In other words, we finally arrive back in the present, only to surrender our potential postnarrative freedom for a new sort of temporal imprisonment. That’s what I mean by Present Shock: I fear we are so unaccustomed to life in the present—to living for its own sake—that we would rather not embrace its possibilities.
Like Adderall addicts, we have kept ourselves accelerating artificially for too long. We are so far removed from the innate enthusiasm of the baby turtle that we mistake a lack of goals for lack of passion.
Unlike previous generations, we are faced with a series of challenges that don’t cry out for victory as we’ve always understood it. We’re not fighting a cold war, where we can declare an arbitrary goal like sticking an American flag on the moon by the end of the decade. We must strive instead for a steady state, a sustainable equilibrium, something like the steady-state economy of John Stuart Mill or the limited-earth philosophy of Thomas Malthus, but with a twist. It’s not a pessimistic sense of being bounded but rather a maturation and a willingness to settle in. It’s less the sensationalism of an impending “population bomb” than the creative challenge of Buckminster Fuller’s Operating Manual for Spaceship Earth. This urge toward creative sustainability underlies everything from the maker movement to permaculture farming. We don’t have to regard a retreat from growth as a downer.
The Greeks had two different words for time. The more familiar of the two, chronos, means time on the clock, but the other, kairos, means something more like timing. While chronos merely measures the hours, kairos measures our readiness, our ability to seize the moment. Living by chronos alone means watching the ticks of the clock and ignoring all that space in between, when our lives are actually passing by. Without kairos, each moment looks like any other. No wonder a postnarrative era throws so many of us into existential despair.
Reintegrating kairos may not require us to abandon chronos altogether, but it does mean we open ourselves to the possibility that time isn’t quite as evenly distributed as our digital technologies suggest. That is, all time is not the same. Instead of constantly adapting to the always-on pings of digital reality, we can program our devices and digital lifestyles to conform to our own underlying rhythms. They are no more superstition than is jet-lag, seasonal affective disorder, or increased cancer rates among shift workers.
For example, just as each season calls us to different tasks, each week of the lunar cycle bathes our brains in different neurotransmitters.

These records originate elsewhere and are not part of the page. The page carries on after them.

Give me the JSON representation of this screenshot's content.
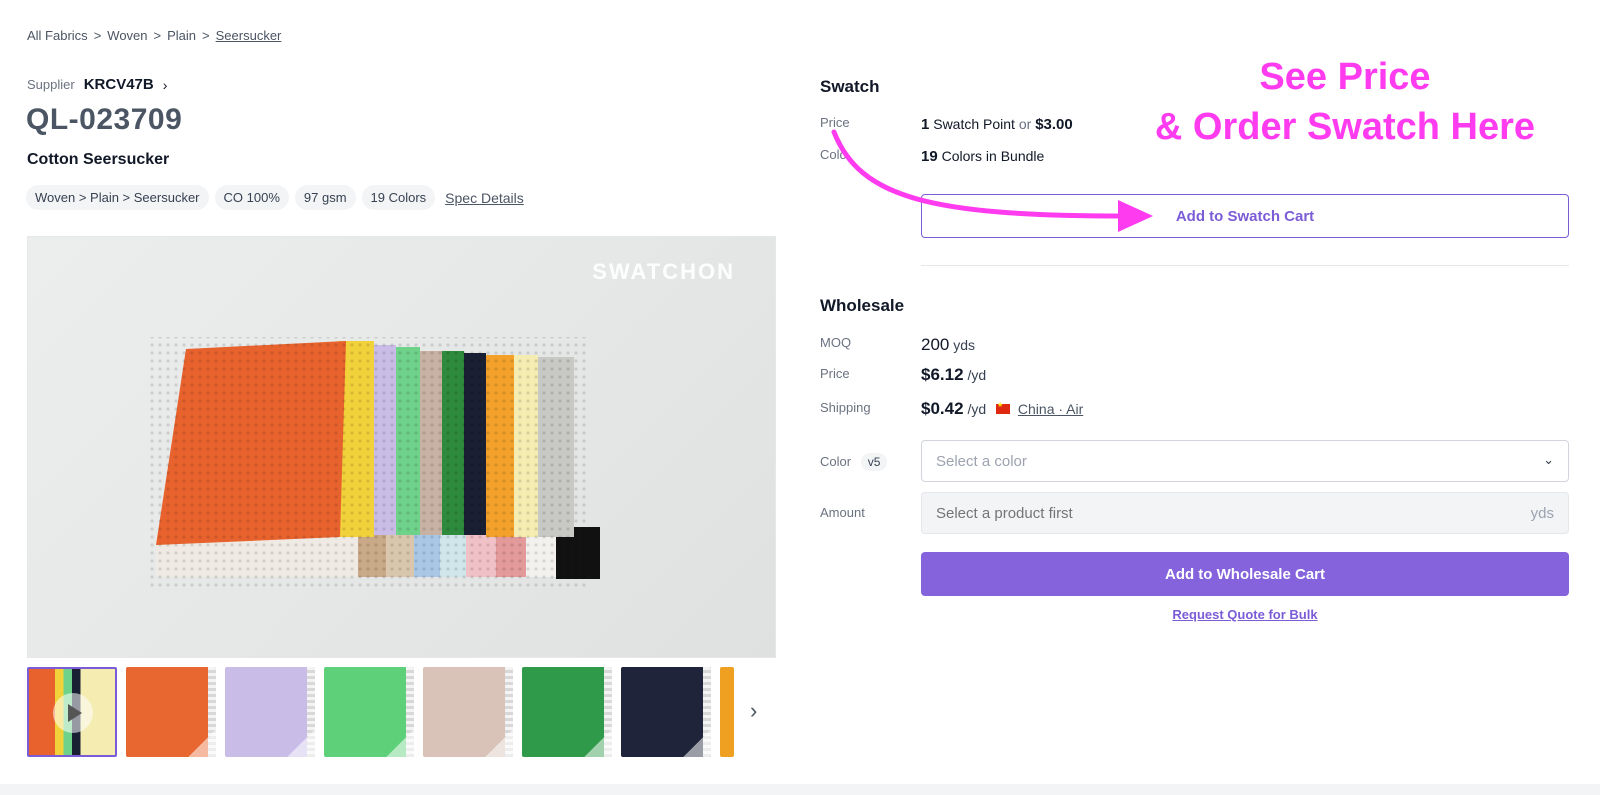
{
  "breadcrumb": {
    "items": [
      "All Fabrics",
      "Woven",
      "Plain"
    ],
    "sep": ">",
    "current": "Seersucker"
  },
  "supplier": {
    "label": "Supplier",
    "name": "KRCV47B",
    "chevron": "›"
  },
  "product": {
    "code": "QL-023709",
    "name": "Cotton Seersucker"
  },
  "tags": [
    "Woven > Plain > Seersucker",
    "CO 100%",
    "97 gsm",
    "19 Colors"
  ],
  "spec_link": "Spec Details",
  "image": {
    "watermark": "SWATCHON"
  },
  "thumbnails": [
    {
      "color": "#e9e4dc",
      "kind": "video"
    },
    {
      "color": "#e8662f",
      "kind": "fabric"
    },
    {
      "color": "#c9bde8",
      "kind": "fabric"
    },
    {
      "color": "#5ed07a",
      "kind": "fabric"
    },
    {
      "color": "#d9c3b8",
      "kind": "fabric"
    },
    {
      "color": "#2f9a4a",
      "kind": "fabric"
    },
    {
      "color": "#20243a",
      "kind": "fabric"
    },
    {
      "color": "#f0a020",
      "kind": "fabric"
    }
  ],
  "thumb_nav": "›",
  "swatch": {
    "title": "Swatch",
    "price_label": "Price",
    "price_points": "1",
    "price_points_unit": "Swatch Point",
    "or": "or",
    "price_usd": "$3.00",
    "color_label": "Colo",
    "colors_count": "19",
    "colors_text": "Colors in Bundle",
    "add_button": "Add to Swatch Cart"
  },
  "wholesale": {
    "title": "Wholesale",
    "moq_label": "MOQ",
    "moq_value": "200",
    "moq_unit": "yds",
    "price_label": "Price",
    "price_value": "$6.12",
    "price_unit": "/yd",
    "shipping_label": "Shipping",
    "shipping_value": "$0.42",
    "shipping_unit": "/yd",
    "shipping_origin": "China · Air",
    "color_label": "Color",
    "color_badge": "v5",
    "color_placeholder": "Select a color",
    "amount_label": "Amount",
    "amount_placeholder": "Select a product first",
    "amount_unit": "yds",
    "add_button": "Add to Wholesale Cart",
    "quote_link": "Request Quote for Bulk"
  },
  "annotation": {
    "line1": "See Price",
    "line2": "& Order Swatch Here",
    "color": "#ff3bf0"
  },
  "colors": {
    "accent": "#7c5cd6",
    "primary_button": "#8463dc"
  }
}
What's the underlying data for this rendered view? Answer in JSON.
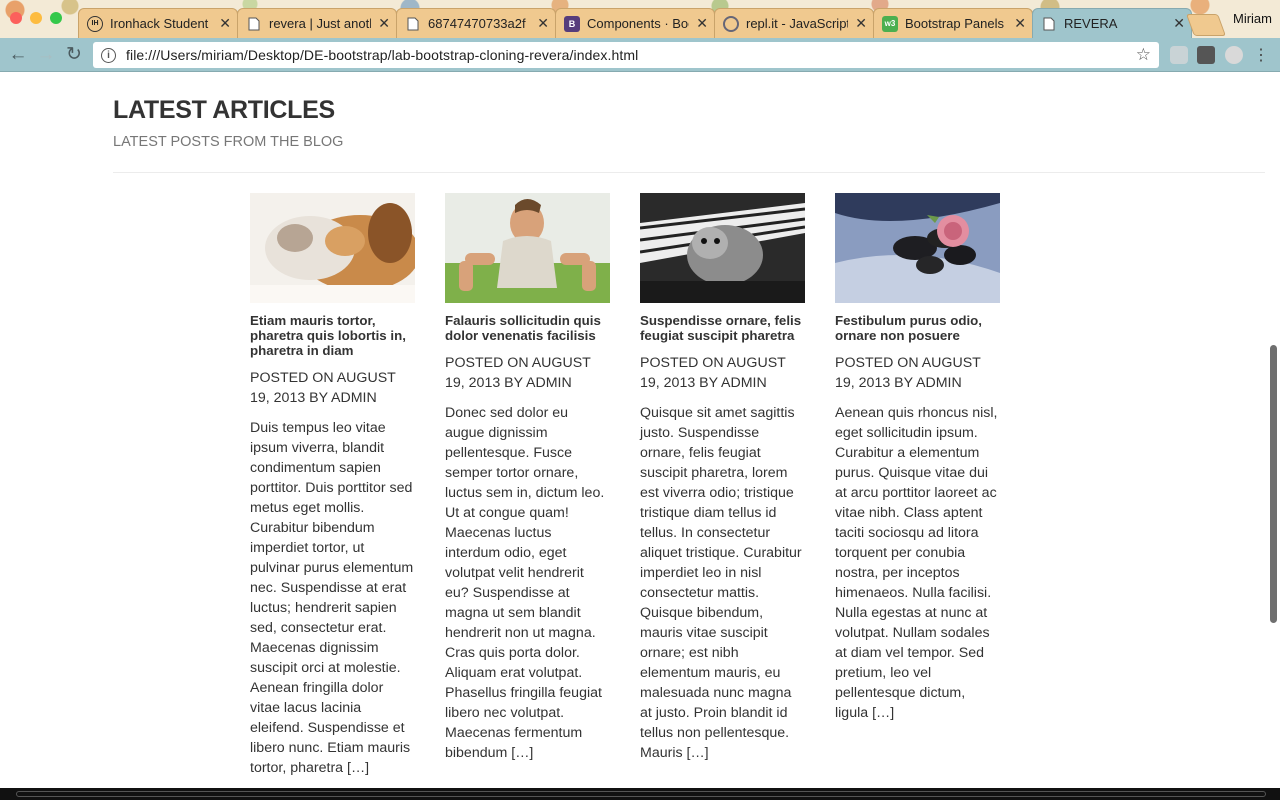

We move from acetylcholine to serotonin to dopamine to norepinephrine. And we do so as a group! If only we used such knowledge when scheduling our parties, our workweeks, or our important meetings.
Likewise, instead of striving for a world in which we get everything we want all the time, what might we gain from eating food that happens to be grown in our own region of the world, the very season it happens to be harvested? By insulating themselves from public markets, businesses would be free of the imperative to grow every quarter and instead be able to surf the ebb and flow of actual demand. As people and organizations, we can free ourselves from the artificial Industrial Age mandate of time as money, take our eyes off the prize, and take a look at one another in the here and now, instead.
By engaging with this present, we may well rediscover the patterns and pathways within it. Then, we may once again stand a chance of running like little turtles, always in the right direction, even though we have no idea where we’re going.